Sit or stand next to a full-grown tree. Lean your back against its bark and close your eyes. Sit there and take in the astounding stillness of this great being. This living, breathing organism. If you can open, it will shower you with a presence rarely encountered. Be still – and know that you are that presence. Stillness is your essence. It is what resides between the inbreath and the outbreath. We live, T. S. Elliot wrote, At the still point of the turning world. Five-thousand years earlier the Upanishads told us, The one Self never moves, It is within all this, and yet without all this. Trees tell us, It’s simple: Be Still, and release the striving to be more. Release self-preoccupation. Enjoy where ever you are and love your neighbors. When exposed to this reality, shames loses its force and withers.
The still-point is waiting for you and me. It’s not going anywhere. Some would say it is beckoning. What we find so, so difficult to comprehend is that being still is not a thing we do. And it does not mean we do nothing. As an author, I have found writing is not about being clever, it is about being still, listening to silence and serving what beckons. And practicing what Wendell Berry wrote in the last stanza of his remarkable poem, How to be a Poet:
Accept what comes of silence,
Make the best you can of it.
Of the little words that come
Out of the silence, like prayers
Prayed back to the one who prays,
Make a poem that does not disturb
The silence from which it came.
Silence is the breath of stillness entering the world.
What the world needs now is love, sweet love. That hasn’t changed. But the nervous system of we the people is stuck in the sympathetic system on overdrive. We have to curb our reactivity if we are to have any hope. Trees have everything to teach us on a personal and societal level. Many people have come to me these past weeks and said, you know there’s something about this lockdown I like. It’s quiet. I’m not hurrying so much. This time can be a retreat, a pause. A sacred pause. When we sit down next to a tree, or in our chair we have the opportunity to know what the sages who wrote the Upanishads referred to as, “Effortless Being.” Doesn’t that sound fine? I understand this is easier said than done. It takes daily practice to clear room for being to flourish. Sit with yourself, let your mind bounce around like Olivia and Nick in the tree house. Be still, the trees will help you, and as they said to me, “everything will come.” Joy, love, peace – what humans really want is within.

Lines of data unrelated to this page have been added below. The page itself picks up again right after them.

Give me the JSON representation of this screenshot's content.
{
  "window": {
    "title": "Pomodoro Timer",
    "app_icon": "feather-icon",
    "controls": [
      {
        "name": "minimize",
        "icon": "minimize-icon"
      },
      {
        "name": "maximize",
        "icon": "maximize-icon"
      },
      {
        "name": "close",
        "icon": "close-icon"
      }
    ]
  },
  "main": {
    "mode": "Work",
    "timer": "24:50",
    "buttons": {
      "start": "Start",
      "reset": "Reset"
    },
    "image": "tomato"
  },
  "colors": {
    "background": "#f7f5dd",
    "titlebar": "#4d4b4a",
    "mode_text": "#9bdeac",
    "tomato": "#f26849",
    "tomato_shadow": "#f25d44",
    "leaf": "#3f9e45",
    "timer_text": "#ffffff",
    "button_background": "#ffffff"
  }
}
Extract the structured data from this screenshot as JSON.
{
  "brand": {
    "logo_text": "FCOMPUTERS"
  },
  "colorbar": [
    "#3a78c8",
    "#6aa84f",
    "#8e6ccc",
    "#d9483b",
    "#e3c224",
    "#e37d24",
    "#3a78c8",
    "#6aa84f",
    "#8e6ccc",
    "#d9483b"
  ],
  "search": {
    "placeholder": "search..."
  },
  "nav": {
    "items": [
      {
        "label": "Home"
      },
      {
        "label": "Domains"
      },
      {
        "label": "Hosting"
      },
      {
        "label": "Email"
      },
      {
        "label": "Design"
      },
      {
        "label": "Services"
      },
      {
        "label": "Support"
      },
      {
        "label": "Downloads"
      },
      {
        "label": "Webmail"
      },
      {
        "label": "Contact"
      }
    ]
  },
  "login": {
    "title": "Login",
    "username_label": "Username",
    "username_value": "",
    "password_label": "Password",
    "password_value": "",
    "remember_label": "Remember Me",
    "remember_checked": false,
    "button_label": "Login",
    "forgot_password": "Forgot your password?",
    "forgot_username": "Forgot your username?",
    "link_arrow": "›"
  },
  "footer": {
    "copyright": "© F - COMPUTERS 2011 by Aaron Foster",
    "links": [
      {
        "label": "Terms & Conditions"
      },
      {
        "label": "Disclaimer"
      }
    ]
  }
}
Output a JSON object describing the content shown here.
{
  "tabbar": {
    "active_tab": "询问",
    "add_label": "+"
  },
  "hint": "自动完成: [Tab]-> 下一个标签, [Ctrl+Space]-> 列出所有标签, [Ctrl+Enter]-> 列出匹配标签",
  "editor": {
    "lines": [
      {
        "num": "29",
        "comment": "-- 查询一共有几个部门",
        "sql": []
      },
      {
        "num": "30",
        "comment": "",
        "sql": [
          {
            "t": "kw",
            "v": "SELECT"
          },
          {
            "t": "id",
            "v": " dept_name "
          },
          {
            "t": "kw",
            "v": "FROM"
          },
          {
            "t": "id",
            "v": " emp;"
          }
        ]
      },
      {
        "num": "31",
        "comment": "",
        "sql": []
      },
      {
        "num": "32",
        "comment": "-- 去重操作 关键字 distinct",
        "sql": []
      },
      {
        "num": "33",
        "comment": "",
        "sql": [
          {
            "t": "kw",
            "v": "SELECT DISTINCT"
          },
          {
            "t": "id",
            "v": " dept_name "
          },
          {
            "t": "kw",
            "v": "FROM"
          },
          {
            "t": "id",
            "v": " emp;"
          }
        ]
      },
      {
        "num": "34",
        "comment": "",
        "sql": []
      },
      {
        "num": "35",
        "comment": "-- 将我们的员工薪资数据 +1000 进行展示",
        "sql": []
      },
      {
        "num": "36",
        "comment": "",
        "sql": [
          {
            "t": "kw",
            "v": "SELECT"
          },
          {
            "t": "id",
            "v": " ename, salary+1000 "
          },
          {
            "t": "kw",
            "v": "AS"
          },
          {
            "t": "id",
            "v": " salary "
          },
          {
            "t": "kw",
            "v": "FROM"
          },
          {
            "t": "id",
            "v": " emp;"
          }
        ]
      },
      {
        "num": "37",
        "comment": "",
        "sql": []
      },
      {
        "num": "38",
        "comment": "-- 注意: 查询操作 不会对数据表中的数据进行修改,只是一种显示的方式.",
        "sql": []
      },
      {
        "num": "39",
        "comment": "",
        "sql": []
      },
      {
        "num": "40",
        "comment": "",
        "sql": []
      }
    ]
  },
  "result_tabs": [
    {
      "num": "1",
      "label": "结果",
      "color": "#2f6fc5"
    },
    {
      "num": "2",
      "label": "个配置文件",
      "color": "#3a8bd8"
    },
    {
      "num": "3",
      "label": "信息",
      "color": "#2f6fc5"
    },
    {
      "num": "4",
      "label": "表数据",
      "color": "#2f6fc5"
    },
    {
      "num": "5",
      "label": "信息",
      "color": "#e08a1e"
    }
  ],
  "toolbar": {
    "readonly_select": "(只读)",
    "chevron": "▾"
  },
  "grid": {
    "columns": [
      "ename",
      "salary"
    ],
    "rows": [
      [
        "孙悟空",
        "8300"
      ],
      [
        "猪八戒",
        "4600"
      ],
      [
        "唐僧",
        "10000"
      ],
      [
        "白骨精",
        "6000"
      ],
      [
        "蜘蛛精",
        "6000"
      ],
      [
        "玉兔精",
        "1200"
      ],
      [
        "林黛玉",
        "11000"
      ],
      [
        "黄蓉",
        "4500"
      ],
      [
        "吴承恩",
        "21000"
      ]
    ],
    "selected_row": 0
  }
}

A couple of parting haikus for you, offerings of Doug Fir and Ms. Redwood.
Each of you
have a hollow, that plays
like a marimba
Philip Kenney is a practicing psychotherapist in Portland, Oregon. A long time meditator and poet, Philip is the author of the novel Radiance, and a collection of poetry, Where Roses Bloom. He strives to bring together the worlds of psychology, creativity, and spirituality in his work and is the author of a new work on those subjects entitled, The Writer’s Crucible: Meditations on Emotion, Being and Creativity.
A wonderful interview Erin. I enjoyed it so much.
Thank you for reading, Cheryl. I think you might enjoy Phil’s book, The Writer’s Crucible, too.